Updated: Jan 15
We lived near a creek when I was younger. We would cross a bridge over it on our walk to school. I loved looking down at the water. It was mesmerizing with the sound of rapids, watching the water quickly move downstream.
We had strict orders by my parents that we were not to go down to the creek. It was too dangerous. Being the fifth out of seven children, my parents couldn't keep an eye on all of us, all the time. So, we went to the creek any chance we could. I would sit, for what seemed like hours, with one of my brothers or sisters, trying to catch crawdads from under the rocks, watching the ducklings swim behind their mothers, and sometimes, we would even take off our shoes and socks and bravely step into the cold water.
On one hot summer day, we found ourselves down there with some of the neighbor kids. It was a perfect day to wade in the water. There were some deep spots that we had to be careful about, but we could see where the shallow areas were, and we thought it was safe.
Suddenly, the girl right next to me took a step in the wrong direction and got swept under by the current. She had been right there, and then she was gone. She resurfaced a little way downstream only to be pulled underwater again.
I was in shock by how fast it happened. I knew I had to do something. The current was moving so quickly. I had a handful of swimming lessons in kindergarten and felt confident that I could swim well enough. So I stepped into the same direction that took her under.
That same current that swept her under the water, took a hold of me and pulled me in as well. My swimming lessons had not prepared me for this. It was beyond my control. I couldn’t do anything. I was being pulled downstream by something bigger and stronger than my six-year-old body was. The water moved quickly. And I fought as hard as I could to not choke on the water I was swallowing.
And then, just as suddenly as I had been swept under, I felt a rock under my hands and I grabbed ahold of it. I pulled myself up onto this rock with what energy I had left, and I searched the creek for my friend. I found her, holding on to a rock just downstream from where I was. We stared at one another, wide-eyed, and coughing between the gentle sobs of hysteria and relief.
After climbing out of the water, I sat there with my arms wrapped around my knees, cold and wet and shivering and crying. I kept going over in my mind what had just taken place; I had wanted to save her. I went after her. She was in trouble. But I couldn’t save her. I couldn’t even save myself. The current was too strong. Somehow my hands found a rock, and it was the rock that saved my life. Holding on to that rock, saved.my.life. She found a rock to hold on to as well. A different rock. And it saved her life too. It gave her the strength to hold on.
When I first started talk therapy after my divorce, I told my therapist that I wanted to help people heal.

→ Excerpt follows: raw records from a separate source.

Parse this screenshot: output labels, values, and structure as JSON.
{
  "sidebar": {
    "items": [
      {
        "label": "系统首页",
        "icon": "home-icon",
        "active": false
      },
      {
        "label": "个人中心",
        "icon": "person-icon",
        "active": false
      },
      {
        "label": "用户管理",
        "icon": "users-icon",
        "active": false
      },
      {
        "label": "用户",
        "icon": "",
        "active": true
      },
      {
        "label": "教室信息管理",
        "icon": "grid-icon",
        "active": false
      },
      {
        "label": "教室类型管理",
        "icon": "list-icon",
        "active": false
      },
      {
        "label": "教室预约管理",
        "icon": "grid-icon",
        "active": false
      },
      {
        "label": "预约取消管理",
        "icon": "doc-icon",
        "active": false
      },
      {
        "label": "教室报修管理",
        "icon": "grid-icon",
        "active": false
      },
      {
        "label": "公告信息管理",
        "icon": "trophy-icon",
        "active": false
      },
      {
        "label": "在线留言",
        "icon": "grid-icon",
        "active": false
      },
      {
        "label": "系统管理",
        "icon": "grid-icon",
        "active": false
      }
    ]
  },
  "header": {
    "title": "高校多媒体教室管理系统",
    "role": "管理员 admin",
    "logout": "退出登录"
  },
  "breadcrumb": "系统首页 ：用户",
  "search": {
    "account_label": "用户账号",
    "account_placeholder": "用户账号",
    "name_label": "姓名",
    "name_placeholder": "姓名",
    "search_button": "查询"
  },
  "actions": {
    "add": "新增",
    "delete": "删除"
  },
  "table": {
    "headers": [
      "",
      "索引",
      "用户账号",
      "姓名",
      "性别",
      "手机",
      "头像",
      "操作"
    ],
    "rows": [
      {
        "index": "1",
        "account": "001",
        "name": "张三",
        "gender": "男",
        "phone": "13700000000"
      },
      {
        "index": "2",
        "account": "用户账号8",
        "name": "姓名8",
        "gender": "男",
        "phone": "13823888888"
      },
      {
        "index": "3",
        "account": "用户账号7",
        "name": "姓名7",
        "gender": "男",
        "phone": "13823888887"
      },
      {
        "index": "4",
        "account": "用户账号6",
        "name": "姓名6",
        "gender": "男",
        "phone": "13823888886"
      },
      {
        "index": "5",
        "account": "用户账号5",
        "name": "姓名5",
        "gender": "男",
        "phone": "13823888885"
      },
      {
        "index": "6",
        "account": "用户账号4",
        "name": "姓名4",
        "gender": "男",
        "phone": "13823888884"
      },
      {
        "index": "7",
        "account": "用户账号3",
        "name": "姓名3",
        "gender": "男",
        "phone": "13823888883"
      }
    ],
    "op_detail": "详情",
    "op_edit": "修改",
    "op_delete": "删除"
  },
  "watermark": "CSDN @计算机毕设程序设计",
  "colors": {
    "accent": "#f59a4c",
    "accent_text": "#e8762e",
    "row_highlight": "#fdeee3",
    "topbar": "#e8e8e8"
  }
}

She looked at me and said, “Sarah, to help others heal, you are going to have to heal first.”
I wanted so much to help others heal. I wanted to reach out and pull them from their waters of pain. But I wasn’t out of the waters myself yet. It was my journey of healing that became the rock I needed. It helped me find the strength to hold on when I felt I was drowning.
The rock I hold onto today may differ from the rock I hold onto tomorrow. What gives me strength today, may not give me the same strength tomorrow. The waters of pain will look different too. Each of our lives will look different. And each of our rocks will look different too. No two rocks look the same. What gives you the strength to hold on, is beautiful in its own precious way. Hold on to that rock. Find your truth. Your answers are within you. Trust yourself. And when the waters shift, and the current starts to pull you under, look for that rock to hold on to.